START Information
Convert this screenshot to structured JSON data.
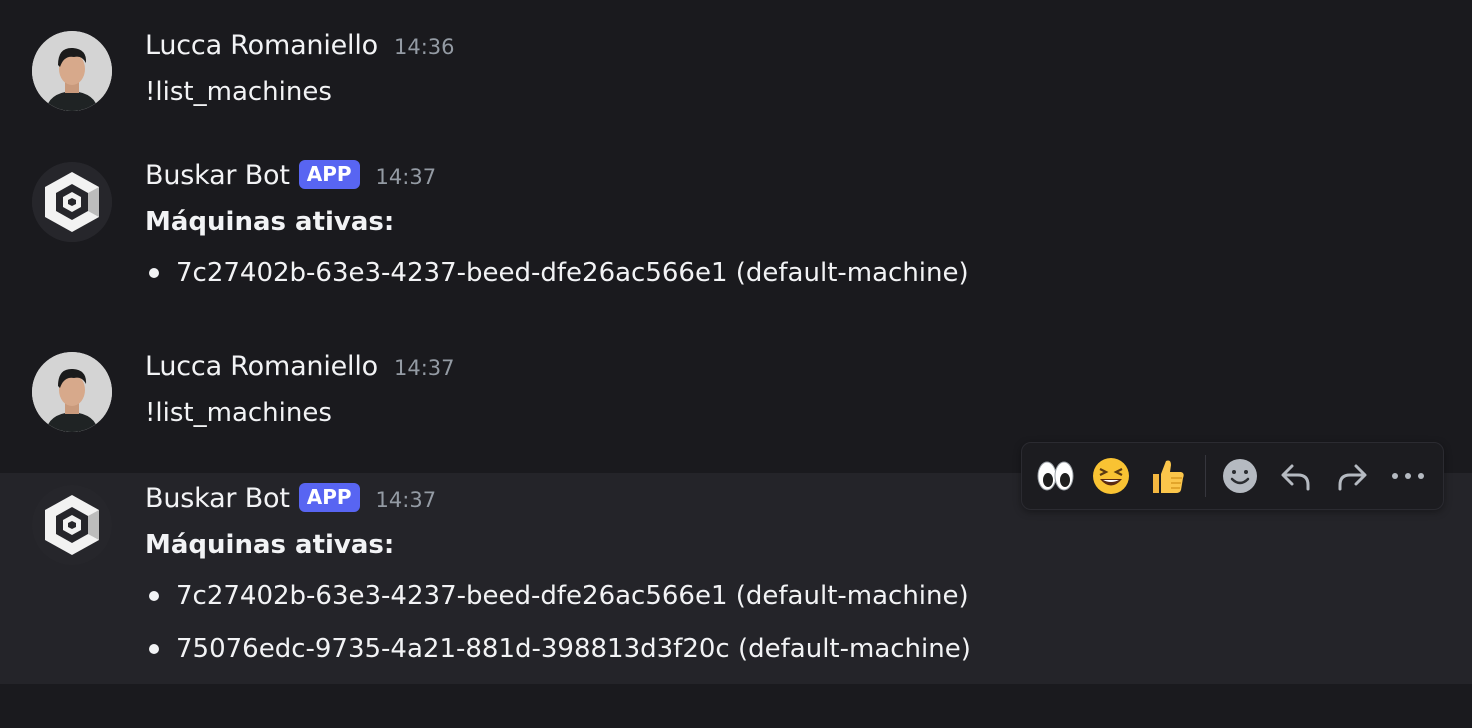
{
  "messages": [
    {
      "author": "Lucca Romaniello",
      "time": "14:36",
      "text": "!list_machines",
      "avatar": "user-avatar-photo"
    },
    {
      "author": "Buskar Bot",
      "badge": "APP",
      "time": "14:37",
      "heading": "Máquinas ativas:",
      "items": [
        "7c27402b-63e3-4237-beed-dfe26ac566e1 (default-machine)"
      ],
      "avatar": "bot-hexagon-logo"
    },
    {
      "author": "Lucca Romaniello",
      "time": "14:37",
      "text": "!list_machines",
      "avatar": "user-avatar-photo"
    },
    {
      "author": "Buskar Bot",
      "badge": "APP",
      "time": "14:37",
      "heading": "Máquinas ativas:",
      "items": [
        "7c27402b-63e3-4237-beed-dfe26ac566e1 (default-machine)",
        "75076edc-9735-4a21-881d-398813d3f20c (default-machine)"
      ],
      "avatar": "bot-hexagon-logo"
    }
  ],
  "toolbar": {
    "reactions": [
      "👀",
      "😆",
      "👍"
    ],
    "actions": [
      "add-reaction-icon",
      "reply-icon",
      "forward-icon",
      "more-icon"
    ]
  },
  "colors": {
    "background": "#1a1a1e",
    "hover_background": "#242429",
    "app_badge": "#5865f2",
    "timestamp": "#949ba4"
  }
}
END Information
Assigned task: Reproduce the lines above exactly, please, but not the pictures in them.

Worked solution:
Convert this screenshot to structured JSON data.
{
  "messages": [
    {
      "author": "Lucca Romaniello",
      "time": "14:36",
      "text": "!list_machines",
      "avatar": "user-avatar-photo"
    },
    {
      "author": "Buskar Bot",
      "badge": "APP",
      "time": "14:37",
      "heading": "Máquinas ativas:",
      "items": [
        "7c27402b-63e3-4237-beed-dfe26ac566e1 (default-machine)"
      ],
      "avatar": "bot-hexagon-logo"
    },
    {
      "author": "Lucca Romaniello",
      "time": "14:37",
      "text": "!list_machines",
      "avatar": "user-avatar-photo"
    },
    {
      "author": "Buskar Bot",
      "badge": "APP",
      "time": "14:37",
      "heading": "Máquinas ativas:",
      "items": [
        "7c27402b-63e3-4237-beed-dfe26ac566e1 (default-machine)",
        "75076edc-9735-4a21-881d-398813d3f20c (default-machine)"
      ],
      "avatar": "bot-hexagon-logo"
    }
  ],
  "toolbar": {
    "reactions": [
      "👀",
      "😆",
      "👍"
    ],
    "actions": [
      "add-reaction-icon",
      "reply-icon",
      "forward-icon",
      "more-icon"
    ]
  },
  "colors": {
    "background": "#1a1a1e",
    "hover_background": "#242429",
    "app_badge": "#5865f2",
    "timestamp": "#949ba4"
  }
}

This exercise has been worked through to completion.